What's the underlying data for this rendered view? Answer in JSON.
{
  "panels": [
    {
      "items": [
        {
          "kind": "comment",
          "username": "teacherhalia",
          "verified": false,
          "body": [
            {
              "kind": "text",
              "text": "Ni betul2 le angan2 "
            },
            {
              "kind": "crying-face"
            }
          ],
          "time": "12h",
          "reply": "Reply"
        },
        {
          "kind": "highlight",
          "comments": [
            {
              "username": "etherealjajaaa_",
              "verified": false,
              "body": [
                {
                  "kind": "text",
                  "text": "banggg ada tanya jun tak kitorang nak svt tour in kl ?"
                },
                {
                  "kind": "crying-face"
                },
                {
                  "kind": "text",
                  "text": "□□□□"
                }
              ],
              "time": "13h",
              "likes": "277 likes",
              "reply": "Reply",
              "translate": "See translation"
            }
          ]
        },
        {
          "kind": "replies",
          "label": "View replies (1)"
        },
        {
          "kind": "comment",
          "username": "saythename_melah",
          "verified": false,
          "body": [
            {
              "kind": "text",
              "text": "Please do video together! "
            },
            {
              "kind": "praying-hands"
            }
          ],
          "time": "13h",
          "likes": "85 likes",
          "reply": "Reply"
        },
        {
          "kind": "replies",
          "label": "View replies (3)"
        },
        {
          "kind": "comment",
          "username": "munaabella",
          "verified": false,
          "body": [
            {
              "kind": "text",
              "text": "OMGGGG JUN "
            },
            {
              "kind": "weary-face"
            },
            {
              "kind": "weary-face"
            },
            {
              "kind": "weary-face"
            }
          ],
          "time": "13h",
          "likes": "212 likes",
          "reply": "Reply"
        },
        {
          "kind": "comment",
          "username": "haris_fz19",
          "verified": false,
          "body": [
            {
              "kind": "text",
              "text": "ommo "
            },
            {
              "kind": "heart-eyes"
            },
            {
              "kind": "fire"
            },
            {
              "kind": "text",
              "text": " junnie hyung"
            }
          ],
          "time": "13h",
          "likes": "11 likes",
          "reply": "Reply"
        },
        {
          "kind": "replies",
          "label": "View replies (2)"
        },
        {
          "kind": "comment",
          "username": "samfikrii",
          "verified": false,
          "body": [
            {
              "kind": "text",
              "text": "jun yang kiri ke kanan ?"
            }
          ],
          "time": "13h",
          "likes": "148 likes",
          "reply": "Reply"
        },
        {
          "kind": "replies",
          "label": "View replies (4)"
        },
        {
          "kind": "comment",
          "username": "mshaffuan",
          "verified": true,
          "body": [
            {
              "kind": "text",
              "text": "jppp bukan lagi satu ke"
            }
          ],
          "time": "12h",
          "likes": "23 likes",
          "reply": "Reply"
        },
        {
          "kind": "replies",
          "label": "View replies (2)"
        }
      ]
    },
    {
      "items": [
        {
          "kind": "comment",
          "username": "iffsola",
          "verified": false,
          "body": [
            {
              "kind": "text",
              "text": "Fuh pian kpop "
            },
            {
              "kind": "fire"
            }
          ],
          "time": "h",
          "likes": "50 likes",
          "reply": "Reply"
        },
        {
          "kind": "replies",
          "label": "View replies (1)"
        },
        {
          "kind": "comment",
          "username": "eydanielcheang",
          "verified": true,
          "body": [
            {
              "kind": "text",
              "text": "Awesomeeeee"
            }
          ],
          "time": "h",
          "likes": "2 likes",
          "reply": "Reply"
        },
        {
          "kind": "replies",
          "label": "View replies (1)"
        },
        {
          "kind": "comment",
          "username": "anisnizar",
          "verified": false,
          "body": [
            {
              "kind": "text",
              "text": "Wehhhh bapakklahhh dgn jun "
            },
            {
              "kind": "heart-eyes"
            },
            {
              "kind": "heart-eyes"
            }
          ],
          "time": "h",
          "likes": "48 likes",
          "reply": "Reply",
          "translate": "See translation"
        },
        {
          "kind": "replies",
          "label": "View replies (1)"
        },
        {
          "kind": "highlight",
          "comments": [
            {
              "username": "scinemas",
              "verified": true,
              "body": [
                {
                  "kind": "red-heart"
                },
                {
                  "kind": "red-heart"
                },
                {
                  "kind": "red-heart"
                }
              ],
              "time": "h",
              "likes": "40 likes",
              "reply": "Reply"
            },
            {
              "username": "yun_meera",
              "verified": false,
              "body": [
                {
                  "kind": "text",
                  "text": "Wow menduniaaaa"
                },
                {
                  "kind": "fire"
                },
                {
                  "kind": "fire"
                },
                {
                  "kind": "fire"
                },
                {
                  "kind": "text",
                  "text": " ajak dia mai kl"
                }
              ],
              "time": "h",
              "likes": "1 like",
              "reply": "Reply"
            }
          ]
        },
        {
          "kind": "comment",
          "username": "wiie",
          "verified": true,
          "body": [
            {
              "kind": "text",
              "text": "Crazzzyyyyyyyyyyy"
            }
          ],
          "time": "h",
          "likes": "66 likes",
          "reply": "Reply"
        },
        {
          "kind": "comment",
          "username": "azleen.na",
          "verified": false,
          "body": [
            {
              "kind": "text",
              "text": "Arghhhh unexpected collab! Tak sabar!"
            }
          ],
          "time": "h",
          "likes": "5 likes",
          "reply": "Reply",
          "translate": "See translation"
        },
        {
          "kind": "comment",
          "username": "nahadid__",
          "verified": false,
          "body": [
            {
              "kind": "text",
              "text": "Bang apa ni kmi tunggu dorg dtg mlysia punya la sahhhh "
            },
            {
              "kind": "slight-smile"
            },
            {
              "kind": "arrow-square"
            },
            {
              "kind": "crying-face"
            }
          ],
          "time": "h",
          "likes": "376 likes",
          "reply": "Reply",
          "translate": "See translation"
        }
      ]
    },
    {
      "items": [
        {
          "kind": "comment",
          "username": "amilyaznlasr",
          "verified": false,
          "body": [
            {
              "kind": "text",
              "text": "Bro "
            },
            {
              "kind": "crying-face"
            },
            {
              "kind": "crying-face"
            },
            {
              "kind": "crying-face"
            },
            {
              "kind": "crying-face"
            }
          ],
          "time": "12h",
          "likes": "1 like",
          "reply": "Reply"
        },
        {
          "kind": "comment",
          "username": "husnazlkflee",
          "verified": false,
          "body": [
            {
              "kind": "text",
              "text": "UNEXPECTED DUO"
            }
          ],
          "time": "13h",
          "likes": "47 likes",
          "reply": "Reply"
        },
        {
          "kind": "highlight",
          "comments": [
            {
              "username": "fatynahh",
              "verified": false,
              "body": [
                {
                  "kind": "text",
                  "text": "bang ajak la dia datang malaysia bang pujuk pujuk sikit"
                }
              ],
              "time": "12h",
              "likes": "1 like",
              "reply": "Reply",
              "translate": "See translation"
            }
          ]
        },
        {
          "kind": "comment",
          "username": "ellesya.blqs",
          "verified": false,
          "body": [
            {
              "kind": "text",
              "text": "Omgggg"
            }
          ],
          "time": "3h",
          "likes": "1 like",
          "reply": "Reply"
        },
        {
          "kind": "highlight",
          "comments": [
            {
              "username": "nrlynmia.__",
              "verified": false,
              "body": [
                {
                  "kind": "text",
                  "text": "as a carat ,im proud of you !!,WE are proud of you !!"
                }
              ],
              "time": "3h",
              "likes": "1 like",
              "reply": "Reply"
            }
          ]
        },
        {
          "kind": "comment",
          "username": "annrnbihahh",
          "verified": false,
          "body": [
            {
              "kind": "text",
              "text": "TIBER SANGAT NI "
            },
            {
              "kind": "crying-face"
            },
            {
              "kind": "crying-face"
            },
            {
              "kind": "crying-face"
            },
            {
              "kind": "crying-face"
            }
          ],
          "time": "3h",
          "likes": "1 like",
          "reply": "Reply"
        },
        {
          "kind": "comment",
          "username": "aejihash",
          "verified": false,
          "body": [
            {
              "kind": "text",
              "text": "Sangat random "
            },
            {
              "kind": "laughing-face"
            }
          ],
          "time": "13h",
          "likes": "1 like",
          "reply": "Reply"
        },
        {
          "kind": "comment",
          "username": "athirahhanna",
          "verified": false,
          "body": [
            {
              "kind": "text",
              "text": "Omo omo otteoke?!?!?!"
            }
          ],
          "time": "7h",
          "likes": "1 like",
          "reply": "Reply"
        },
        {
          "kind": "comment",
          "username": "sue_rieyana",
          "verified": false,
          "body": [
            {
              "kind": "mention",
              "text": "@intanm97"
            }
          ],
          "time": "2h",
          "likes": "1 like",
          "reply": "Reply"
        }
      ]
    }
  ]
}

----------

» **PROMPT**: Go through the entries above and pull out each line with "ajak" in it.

» **EXERCISE SOLUTION**:
                  "text": " ajak dia mai kl"
                  "text": "bang ajak la dia datang malaysia bang pujuk pujuk sikit"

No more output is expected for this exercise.